## YOUR OBJECTIVE
Return, from the data below, each line that contains the word "this".

____

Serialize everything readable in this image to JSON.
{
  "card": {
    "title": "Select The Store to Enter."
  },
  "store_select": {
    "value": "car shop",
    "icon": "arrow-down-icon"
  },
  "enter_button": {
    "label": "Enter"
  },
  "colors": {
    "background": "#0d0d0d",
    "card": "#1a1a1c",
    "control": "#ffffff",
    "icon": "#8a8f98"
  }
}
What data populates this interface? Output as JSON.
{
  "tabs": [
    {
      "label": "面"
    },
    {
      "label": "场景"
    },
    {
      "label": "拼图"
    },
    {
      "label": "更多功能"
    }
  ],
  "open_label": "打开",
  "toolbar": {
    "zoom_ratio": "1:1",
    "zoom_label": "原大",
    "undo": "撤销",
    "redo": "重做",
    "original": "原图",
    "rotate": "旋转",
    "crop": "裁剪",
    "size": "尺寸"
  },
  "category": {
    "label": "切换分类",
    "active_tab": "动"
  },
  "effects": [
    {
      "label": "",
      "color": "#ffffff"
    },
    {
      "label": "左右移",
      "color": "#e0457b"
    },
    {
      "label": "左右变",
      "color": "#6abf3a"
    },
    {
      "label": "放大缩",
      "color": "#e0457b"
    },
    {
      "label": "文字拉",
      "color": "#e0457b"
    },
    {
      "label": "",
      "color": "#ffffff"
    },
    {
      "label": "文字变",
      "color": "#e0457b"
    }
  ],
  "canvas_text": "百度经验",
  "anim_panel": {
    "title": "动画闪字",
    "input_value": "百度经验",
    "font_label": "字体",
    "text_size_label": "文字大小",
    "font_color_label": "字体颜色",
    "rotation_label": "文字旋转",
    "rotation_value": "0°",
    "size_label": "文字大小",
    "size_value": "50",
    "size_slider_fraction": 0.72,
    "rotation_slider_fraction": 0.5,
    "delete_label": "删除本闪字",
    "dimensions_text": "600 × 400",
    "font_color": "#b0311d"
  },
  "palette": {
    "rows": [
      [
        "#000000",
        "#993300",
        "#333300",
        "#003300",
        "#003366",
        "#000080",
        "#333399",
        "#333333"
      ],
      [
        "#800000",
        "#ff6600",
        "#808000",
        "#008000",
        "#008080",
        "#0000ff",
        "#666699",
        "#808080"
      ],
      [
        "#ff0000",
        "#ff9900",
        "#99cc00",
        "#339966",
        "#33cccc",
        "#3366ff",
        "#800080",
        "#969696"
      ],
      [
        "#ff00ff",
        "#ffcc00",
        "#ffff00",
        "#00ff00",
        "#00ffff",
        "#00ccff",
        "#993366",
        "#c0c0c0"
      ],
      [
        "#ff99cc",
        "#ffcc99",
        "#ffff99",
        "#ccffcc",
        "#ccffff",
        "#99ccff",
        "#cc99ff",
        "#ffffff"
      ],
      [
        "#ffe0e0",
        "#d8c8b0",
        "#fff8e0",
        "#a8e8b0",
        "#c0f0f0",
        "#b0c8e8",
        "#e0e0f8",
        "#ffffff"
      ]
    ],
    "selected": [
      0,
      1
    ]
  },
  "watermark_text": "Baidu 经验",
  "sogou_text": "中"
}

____

## RESULT OF THE TASK
Serialize everything readable in this image to JSON.
What data populates this interface? Output as JSON.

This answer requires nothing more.